The Constant Growth Model The formula is P = D/(r-g), where P is the current price, D is the next dividend the company is to pay, g is the expected growth rate in the dividend and r is what’s called the required rate of return for the company.

How do you calculate exponential growth?

exponential growth or decay function is a function that grows or shrinks at a constant percent growth rate. The equation can be written in the form f(x) = a(1 + r)x or f(x) = abx where b = 1 + r.

y: Final amount remaining after the decay over a period of time
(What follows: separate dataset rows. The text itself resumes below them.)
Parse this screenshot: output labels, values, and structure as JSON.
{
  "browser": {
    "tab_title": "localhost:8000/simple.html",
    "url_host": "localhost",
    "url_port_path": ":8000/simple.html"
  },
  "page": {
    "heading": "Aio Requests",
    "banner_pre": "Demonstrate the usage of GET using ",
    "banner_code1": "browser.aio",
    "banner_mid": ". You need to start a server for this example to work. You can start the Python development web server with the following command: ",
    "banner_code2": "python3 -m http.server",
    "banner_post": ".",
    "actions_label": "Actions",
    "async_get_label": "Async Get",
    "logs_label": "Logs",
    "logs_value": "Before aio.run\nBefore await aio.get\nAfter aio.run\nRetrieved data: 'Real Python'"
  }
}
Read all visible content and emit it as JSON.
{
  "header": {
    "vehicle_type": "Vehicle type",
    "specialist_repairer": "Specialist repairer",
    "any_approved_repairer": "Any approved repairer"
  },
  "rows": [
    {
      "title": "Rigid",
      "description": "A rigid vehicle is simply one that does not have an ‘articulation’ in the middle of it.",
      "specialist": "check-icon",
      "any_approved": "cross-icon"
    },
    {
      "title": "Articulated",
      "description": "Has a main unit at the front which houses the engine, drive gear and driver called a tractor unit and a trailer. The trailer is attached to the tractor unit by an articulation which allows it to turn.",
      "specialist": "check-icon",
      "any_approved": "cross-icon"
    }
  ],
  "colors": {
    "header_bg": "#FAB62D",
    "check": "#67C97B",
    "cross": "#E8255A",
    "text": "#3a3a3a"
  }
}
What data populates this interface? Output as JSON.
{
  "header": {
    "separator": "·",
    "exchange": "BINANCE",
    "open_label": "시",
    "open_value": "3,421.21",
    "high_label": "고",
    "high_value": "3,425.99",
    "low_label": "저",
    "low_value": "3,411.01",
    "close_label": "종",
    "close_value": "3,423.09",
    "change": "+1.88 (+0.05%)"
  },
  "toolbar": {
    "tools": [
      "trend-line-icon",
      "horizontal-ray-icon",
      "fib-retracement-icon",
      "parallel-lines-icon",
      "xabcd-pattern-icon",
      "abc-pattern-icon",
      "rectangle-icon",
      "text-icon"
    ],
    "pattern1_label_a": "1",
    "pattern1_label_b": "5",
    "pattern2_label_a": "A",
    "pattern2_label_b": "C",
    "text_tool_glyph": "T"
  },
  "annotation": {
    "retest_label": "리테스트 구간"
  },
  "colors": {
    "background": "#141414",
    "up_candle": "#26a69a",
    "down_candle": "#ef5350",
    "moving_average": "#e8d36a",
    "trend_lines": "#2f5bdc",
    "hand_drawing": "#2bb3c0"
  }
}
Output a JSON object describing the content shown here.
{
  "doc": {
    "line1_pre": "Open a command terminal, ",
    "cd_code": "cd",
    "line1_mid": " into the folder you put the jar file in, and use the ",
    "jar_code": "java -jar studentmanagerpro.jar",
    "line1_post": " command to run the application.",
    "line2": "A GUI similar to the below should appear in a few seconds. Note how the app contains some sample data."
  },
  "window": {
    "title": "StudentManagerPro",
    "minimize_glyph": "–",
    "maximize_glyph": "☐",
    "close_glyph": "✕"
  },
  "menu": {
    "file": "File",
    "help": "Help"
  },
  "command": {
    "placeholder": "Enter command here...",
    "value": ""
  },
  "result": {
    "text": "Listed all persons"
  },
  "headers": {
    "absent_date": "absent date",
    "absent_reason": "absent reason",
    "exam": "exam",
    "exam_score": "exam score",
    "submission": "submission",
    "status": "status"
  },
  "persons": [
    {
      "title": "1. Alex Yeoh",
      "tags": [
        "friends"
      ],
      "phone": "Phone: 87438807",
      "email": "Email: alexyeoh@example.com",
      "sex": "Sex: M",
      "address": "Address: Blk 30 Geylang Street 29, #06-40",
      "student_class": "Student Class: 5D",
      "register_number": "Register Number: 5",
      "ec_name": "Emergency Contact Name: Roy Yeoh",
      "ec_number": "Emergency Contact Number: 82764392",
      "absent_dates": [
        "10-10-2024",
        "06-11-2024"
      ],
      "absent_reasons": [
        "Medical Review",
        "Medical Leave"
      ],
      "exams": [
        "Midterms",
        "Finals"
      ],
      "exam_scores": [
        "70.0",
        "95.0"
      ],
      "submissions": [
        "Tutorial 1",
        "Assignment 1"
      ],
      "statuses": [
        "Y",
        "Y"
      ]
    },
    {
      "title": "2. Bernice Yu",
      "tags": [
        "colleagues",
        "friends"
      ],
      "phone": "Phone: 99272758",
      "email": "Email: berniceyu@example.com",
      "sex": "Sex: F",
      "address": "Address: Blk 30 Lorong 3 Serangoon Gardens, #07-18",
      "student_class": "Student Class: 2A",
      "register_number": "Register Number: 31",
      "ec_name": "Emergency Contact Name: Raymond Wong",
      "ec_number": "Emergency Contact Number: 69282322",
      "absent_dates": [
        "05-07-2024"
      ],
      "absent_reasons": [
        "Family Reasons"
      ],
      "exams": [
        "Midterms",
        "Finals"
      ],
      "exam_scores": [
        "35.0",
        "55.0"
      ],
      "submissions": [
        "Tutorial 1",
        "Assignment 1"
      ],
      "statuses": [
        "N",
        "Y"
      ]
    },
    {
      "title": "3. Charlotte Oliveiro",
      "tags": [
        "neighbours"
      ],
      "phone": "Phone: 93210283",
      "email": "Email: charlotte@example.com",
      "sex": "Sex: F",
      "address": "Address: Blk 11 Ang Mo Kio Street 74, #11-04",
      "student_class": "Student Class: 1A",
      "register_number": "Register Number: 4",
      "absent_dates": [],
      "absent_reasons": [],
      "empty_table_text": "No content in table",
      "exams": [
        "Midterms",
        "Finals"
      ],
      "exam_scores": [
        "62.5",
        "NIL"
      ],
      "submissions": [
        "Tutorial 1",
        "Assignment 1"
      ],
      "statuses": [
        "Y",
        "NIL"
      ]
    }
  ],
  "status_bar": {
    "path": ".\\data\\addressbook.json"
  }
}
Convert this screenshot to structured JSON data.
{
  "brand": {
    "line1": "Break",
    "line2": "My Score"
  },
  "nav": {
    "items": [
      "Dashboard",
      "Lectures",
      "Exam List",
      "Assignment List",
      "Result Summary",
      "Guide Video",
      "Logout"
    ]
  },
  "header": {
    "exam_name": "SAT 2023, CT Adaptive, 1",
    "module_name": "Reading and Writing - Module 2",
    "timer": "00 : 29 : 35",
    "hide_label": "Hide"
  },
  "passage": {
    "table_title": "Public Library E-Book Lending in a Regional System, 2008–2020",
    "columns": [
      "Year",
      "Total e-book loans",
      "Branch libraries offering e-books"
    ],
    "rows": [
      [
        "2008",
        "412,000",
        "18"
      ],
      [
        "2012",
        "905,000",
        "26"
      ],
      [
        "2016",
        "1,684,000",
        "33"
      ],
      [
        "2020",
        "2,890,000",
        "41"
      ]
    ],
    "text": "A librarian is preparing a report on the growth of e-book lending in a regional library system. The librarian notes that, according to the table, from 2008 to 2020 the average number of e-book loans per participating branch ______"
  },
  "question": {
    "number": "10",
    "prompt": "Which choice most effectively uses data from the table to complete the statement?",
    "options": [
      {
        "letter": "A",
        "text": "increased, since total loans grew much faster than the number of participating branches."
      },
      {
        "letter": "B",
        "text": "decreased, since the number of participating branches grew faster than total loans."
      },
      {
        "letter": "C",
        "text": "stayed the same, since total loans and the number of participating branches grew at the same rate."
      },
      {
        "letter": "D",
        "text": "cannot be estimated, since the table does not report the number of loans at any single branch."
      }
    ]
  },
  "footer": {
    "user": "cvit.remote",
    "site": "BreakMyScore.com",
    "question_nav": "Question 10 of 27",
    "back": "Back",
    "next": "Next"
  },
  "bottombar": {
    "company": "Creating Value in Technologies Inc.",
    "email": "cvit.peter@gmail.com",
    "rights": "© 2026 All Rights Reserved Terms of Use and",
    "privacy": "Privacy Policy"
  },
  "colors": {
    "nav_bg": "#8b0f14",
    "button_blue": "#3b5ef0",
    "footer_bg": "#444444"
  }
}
• a: The original amount
• x: Time
• The decay factor is (1- b)
• The variable b is the percent of the decrease in decimal form.
• #### Which equation would generate an exponential decay curve?

where the final substitution, N0 = eC, is obtained by evaluating the equation at t = 0, as N0 is defined as being the quantity at t = 0. This is the form of the equation that is most commonly used to describe exponential decay. Any one of decay constant, mean lifetime, or half-life is sufficient to characterise the decay.

How to calculate exponential decay?

Exponential Growth/Decay Calculator. Online exponential growth/decay calculator. Exponential growth/decay formula. x(t) = x 0 × (1 + r) t. x(t) is the value at time t. x 0 is the initial value at time t=0. r is the growth rate when r>0 or decay rate when r<0, in percent. t is the time in discrete intervals and selected time units. Exponential

## What is the equation for exponential decay?

The red curve is the transient PDI intensity. The green dash line is the fitted exponential decay function, with a decay constant (tau) of 300 ns. The blue curve is the derivative of PDI intensity over time. The dash-dot line indicates a thermal equilibrium state.